DATA SUPPLIED ::

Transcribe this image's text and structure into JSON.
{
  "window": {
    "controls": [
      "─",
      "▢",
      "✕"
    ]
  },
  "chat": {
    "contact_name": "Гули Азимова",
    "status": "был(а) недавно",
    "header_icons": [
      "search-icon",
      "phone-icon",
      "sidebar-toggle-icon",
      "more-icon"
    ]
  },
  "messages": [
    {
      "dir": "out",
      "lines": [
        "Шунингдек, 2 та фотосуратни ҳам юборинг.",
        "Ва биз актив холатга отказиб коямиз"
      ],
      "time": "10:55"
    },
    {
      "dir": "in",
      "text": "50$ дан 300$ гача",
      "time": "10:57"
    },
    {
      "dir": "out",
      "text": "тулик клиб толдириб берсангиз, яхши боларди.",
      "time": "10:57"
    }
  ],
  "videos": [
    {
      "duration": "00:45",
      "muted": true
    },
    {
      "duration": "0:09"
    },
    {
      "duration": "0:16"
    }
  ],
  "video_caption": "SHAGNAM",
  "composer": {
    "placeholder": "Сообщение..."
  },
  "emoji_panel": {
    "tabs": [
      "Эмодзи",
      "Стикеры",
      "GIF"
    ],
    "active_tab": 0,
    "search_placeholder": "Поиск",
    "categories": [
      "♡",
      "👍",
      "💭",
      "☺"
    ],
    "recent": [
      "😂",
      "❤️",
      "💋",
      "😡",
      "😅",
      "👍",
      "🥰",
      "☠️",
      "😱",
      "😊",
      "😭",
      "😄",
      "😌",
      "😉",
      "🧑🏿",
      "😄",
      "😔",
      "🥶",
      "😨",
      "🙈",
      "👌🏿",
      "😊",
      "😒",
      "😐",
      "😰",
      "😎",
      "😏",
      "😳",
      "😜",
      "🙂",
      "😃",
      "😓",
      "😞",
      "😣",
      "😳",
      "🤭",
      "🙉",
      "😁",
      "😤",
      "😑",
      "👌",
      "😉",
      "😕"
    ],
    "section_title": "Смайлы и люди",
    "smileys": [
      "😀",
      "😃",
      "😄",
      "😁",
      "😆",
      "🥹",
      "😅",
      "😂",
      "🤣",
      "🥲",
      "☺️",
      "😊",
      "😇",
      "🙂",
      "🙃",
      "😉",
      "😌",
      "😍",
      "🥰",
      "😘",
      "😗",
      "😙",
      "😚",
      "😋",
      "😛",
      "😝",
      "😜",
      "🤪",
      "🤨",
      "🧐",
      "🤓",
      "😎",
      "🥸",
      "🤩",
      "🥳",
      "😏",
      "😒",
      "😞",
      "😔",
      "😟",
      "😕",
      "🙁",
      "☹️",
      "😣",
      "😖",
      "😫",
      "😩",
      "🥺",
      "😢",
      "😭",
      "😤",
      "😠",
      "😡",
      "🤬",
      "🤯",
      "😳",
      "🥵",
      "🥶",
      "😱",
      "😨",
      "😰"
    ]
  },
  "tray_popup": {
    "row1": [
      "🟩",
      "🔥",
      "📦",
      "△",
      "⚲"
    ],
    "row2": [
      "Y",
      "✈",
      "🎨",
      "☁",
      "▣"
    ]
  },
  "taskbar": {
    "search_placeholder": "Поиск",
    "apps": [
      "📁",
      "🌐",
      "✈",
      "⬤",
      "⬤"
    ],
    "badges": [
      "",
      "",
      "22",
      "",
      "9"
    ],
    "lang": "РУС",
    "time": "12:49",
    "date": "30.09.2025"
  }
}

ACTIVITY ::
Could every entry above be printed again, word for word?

EXERCISE RESULT ::
Transcribe this image's text and structure into JSON.
{
  "window": {
    "controls": [
      "─",
      "▢",
      "✕"
    ]
  },
  "chat": {
    "contact_name": "Гули Азимова",
    "status": "был(а) недавно",
    "header_icons": [
      "search-icon",
      "phone-icon",
      "sidebar-toggle-icon",
      "more-icon"
    ]
  },
  "messages": [
    {
      "dir": "out",
      "lines": [
        "Шунингдек, 2 та фотосуратни ҳам юборинг.",
        "Ва биз актив холатга отказиб коямиз"
      ],
      "time": "10:55"
    },
    {
      "dir": "in",
      "text": "50$ дан 300$ гача",
      "time": "10:57"
    },
    {
      "dir": "out",
      "text": "тулик клиб толдириб берсангиз, яхши боларди.",
      "time": "10:57"
    }
  ],
  "videos": [
    {
      "duration": "00:45",
      "muted": true
    },
    {
      "duration": "0:09"
    },
    {
      "duration": "0:16"
    }
  ],
  "video_caption": "SHAGNAM",
  "composer": {
    "placeholder": "Сообщение..."
  },
  "emoji_panel": {
    "tabs": [
      "Эмодзи",
      "Стикеры",
      "GIF"
    ],
    "active_tab": 0,
    "search_placeholder": "Поиск",
    "categories": [
      "♡",
      "👍",
      "💭",
      "☺"
    ],
    "recent": [
      "😂",
      "❤️",
      "💋",
      "😡",
      "😅",
      "👍",
      "🥰",
      "☠️",
      "😱",
      "😊",
      "😭",
      "😄",
      "😌",
      "😉",
      "🧑🏿",
      "😄",
      "😔",
      "🥶",
      "😨",
      "🙈",
      "👌🏿",
      "😊",
      "😒",
      "😐",
      "😰",
      "😎",
      "😏",
      "😳",
      "😜",
      "🙂",
      "😃",
      "😓",
      "😞",
      "😣",
      "😳",
      "🤭",
      "🙉",
      "😁",
      "😤",
      "😑",
      "👌",
      "😉",
      "😕"
    ],
    "section_title": "Смайлы и люди",
    "smileys": [
      "😀",
      "😃",
      "😄",
      "😁",
      "😆",
      "🥹",
      "😅",
      "😂",
      "🤣",
      "🥲",
      "☺️",
      "😊",
      "😇",
      "🙂",
      "🙃",
      "😉",
      "😌",
      "😍",
      "🥰",
      "😘",
      "😗",
      "😙",
      "😚",
      "😋",
      "😛",
      "😝",
      "😜",
      "🤪",
      "🤨",
      "🧐",
      "🤓",
      "😎",
      "🥸",
      "🤩",
      "🥳",
      "😏",
      "😒",
      "😞",
      "😔",
      "😟",
      "😕",
      "🙁",
      "☹️",
      "😣",
      "😖",
      "😫",
      "😩",
      "🥺",
      "😢",
      "😭",
      "😤",
      "😠",
      "😡",
      "🤬",
      "🤯",
      "😳",
      "🥵",
      "🥶",
      "😱",
      "😨",
      "😰"
    ]
  },
  "tray_popup": {
    "row1": [
      "🟩",
      "🔥",
      "📦",
      "△",
      "⚲"
    ],
    "row2": [
      "Y",
      "✈",
      "🎨",
      "☁",
      "▣"
    ]
  },
  "taskbar": {
    "search_placeholder": "Поиск",
    "apps": [
      "📁",
      "🌐",
      "✈",
      "⬤",
      "⬤"
    ],
    "badges": [
      "",
      "",
      "22",
      "",
      "9"
    ],
    "lang": "РУС",
    "time": "12:49",
    "date": "30.09.2025"
  }
}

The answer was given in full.